Curr Drug Targets Cardiovasc Haematol Disord. 2004 Mar;4(1):1-11

Minireview: adiposity, inflammation, and atherogenesis.

Adipose tissue is a dynamic endocrine organ that secretes a number of factors that are increasingly recognized to contribute to systemic and vascular inflammation. Several of these factors, collectively referred to as adipokines, have now been shown regulate, directly or indirectly, a number of the processes that contribute to the development of atherosclerosis, including hypertension, endothelial dysfunction, insulin resistance, and vascular remodeling. Several adipokines are preferentially expressed in visceral adipose tissue, and the secretion of proinflammatory adipokines is elevated with increasing adiposity. Not surprisingly, approaches that reduce adipose tissue depots, including surgical fat removal, exercise, and reduced caloric intake, improve proinflammatory adipokine levels and reduce the severity of their resultant pathologies. Systemic adipokine levels can also be favorably altered by treatment with several of the existing drug classes used to treat insulin resistance, hypertension, and hypercholesterolemia.
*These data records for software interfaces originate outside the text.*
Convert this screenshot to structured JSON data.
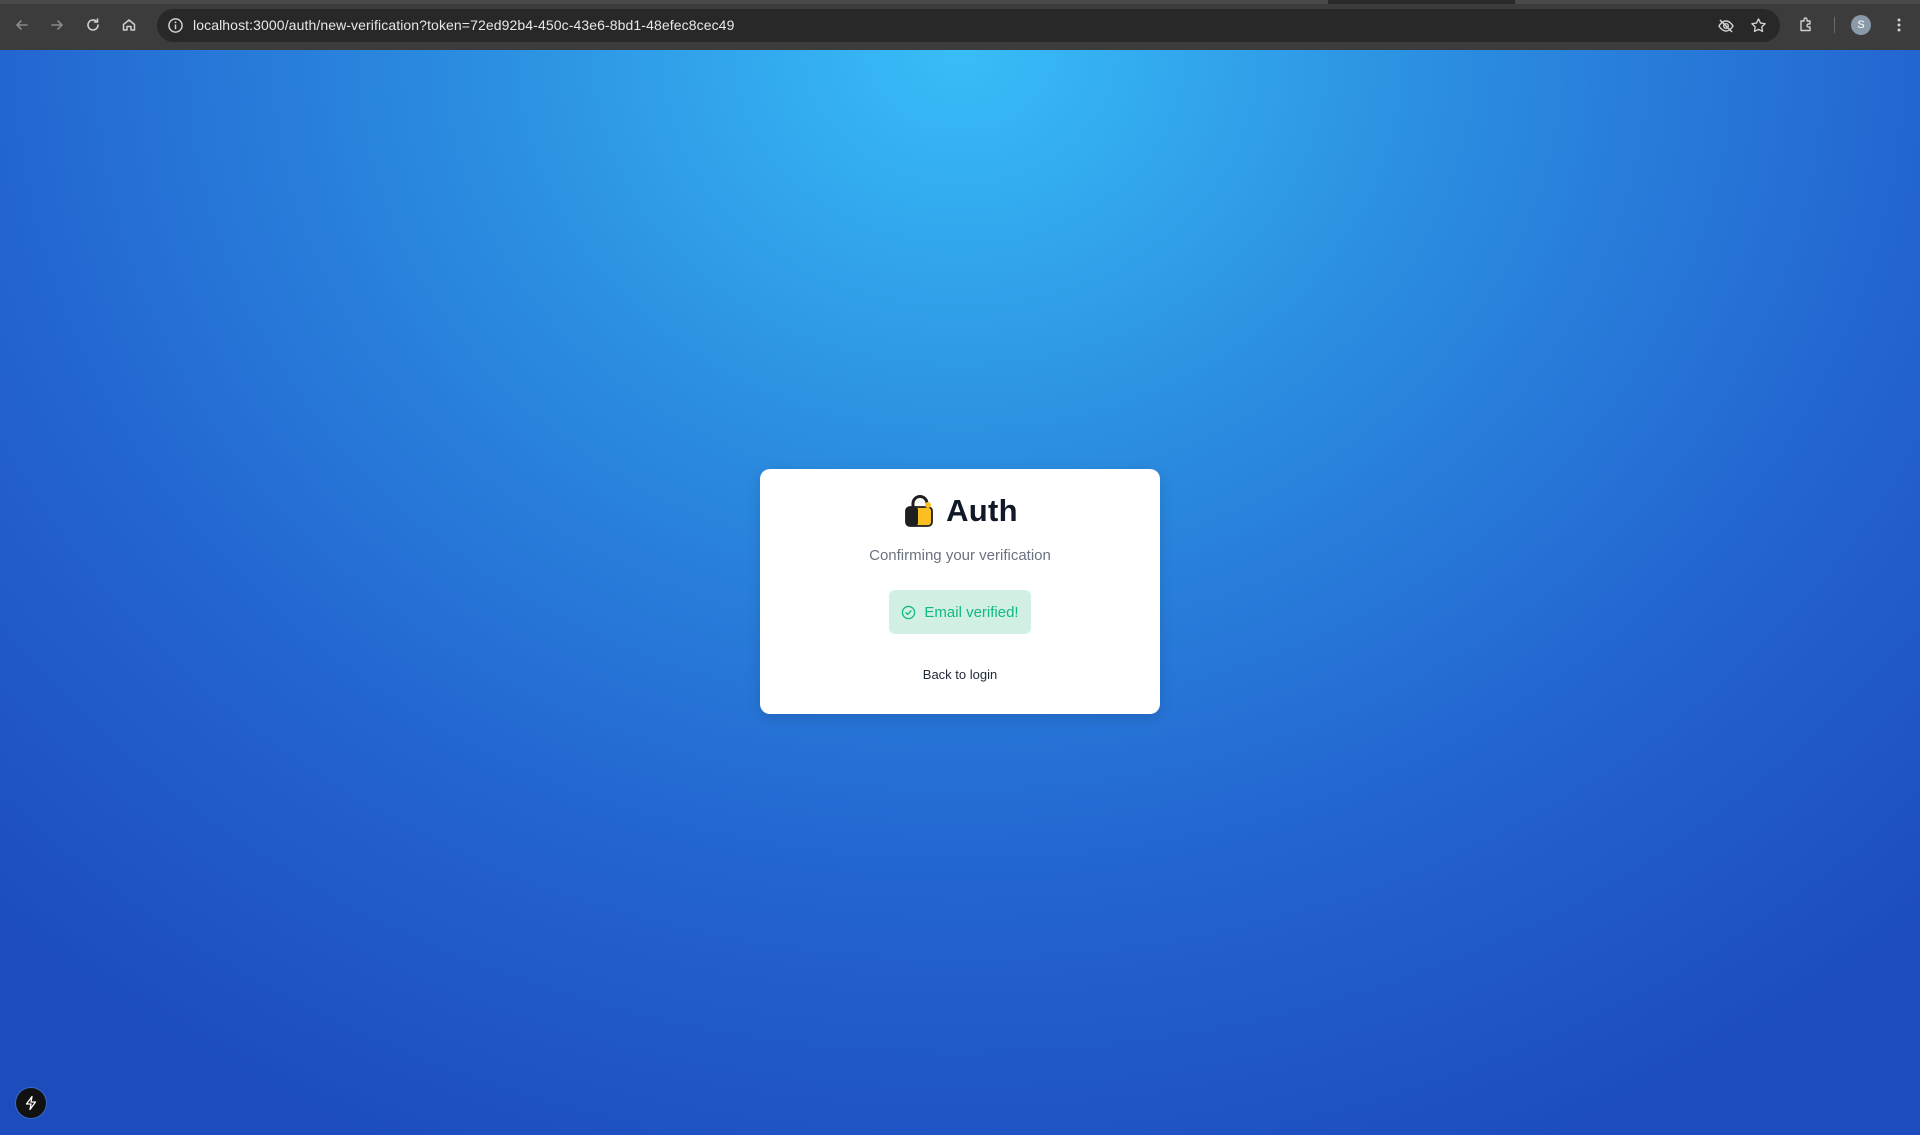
{
  "browser": {
    "url": "localhost:3000/auth/new-verification?token=72ed92b4-450c-43e6-8bd1-48efec8cec49",
    "profile_initial": "S",
    "icons": {
      "back": "arrow-left-icon",
      "forward": "arrow-right-icon",
      "reload": "reload-icon",
      "home": "home-icon",
      "site_info": "info-icon",
      "tracking": "eye-off-icon",
      "bookmark": "star-icon",
      "extensions": "puzzle-icon",
      "menu": "kebab-menu-icon"
    }
  },
  "page": {
    "background_colors": [
      "#38bdf8",
      "#1d4dbd"
    ],
    "card": {
      "logo_icon": "lock-icon",
      "title": "Auth",
      "subtitle": "Confirming your verification",
      "alert": {
        "icon": "check-circle-icon",
        "message": "Email verified!",
        "color": "#10b981",
        "background": "#d1f0e3"
      },
      "back_link": "Back to login"
    },
    "devtools_badge_icon": "lightning-icon"
  }
}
Greater understanding of adipokine regulation, however, should result in the design of improved treatment strategies to control disease states associated with increase adiposity, an important outcome in view of the growing worldwide epidemic of obesity.

Endocrinology. 2003 Jun;144(6):2195-200